BEGIN

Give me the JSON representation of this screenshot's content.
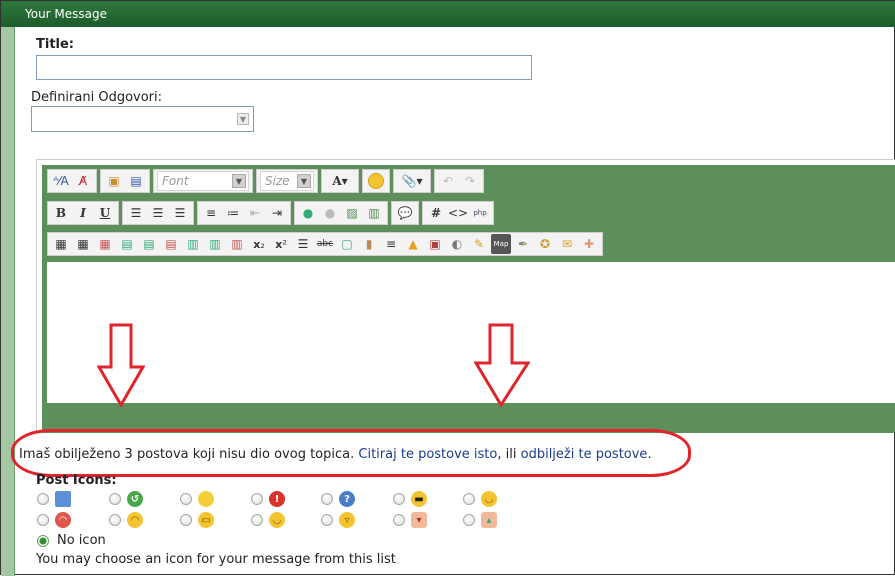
{
  "header": {
    "title": "Your Message"
  },
  "form": {
    "title_label": "Title:",
    "title_value": "",
    "predefined_label": "Definirani Odgovori:",
    "predefined_value": ""
  },
  "toolbar": {
    "font_placeholder": "Font",
    "size_placeholder": "Size"
  },
  "notice": {
    "prefix": "Imaš obilježeno 3 postova koji nisu dio ovog topica.",
    "link_quote": "Citiraj te postove isto",
    "middle": ", ili",
    "link_unmark": "odbilježi te postove",
    "suffix": "."
  },
  "post_icons": {
    "label": "Post Icons:",
    "row1": [
      "document",
      "green-arrow",
      "lightbulb",
      "exclamation",
      "question",
      "cool",
      "smile"
    ],
    "row2": [
      "angry",
      "frown",
      "grin",
      "happy",
      "laugh",
      "thumbs-down",
      "thumbs-up"
    ],
    "no_icon_label": "No icon",
    "hint": "You may choose an icon for your message from this list"
  }
}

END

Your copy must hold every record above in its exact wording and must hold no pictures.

_EXPECTED ANSWER_:
Give me the JSON representation of this screenshot's content.
{
  "header": {
    "title": "Your Message"
  },
  "form": {
    "title_label": "Title:",
    "title_value": "",
    "predefined_label": "Definirani Odgovori:",
    "predefined_value": ""
  },
  "toolbar": {
    "font_placeholder": "Font",
    "size_placeholder": "Size"
  },
  "notice": {
    "prefix": "Imaš obilježeno 3 postova koji nisu dio ovog topica.",
    "link_quote": "Citiraj te postove isto",
    "middle": ", ili",
    "link_unmark": "odbilježi te postove",
    "suffix": "."
  },
  "post_icons": {
    "label": "Post Icons:",
    "row1": [
      "document",
      "green-arrow",
      "lightbulb",
      "exclamation",
      "question",
      "cool",
      "smile"
    ],
    "row2": [
      "angry",
      "frown",
      "grin",
      "happy",
      "laugh",
      "thumbs-down",
      "thumbs-up"
    ],
    "no_icon_label": "No icon",
    "hint": "You may choose an icon for your message from this list"
  }
}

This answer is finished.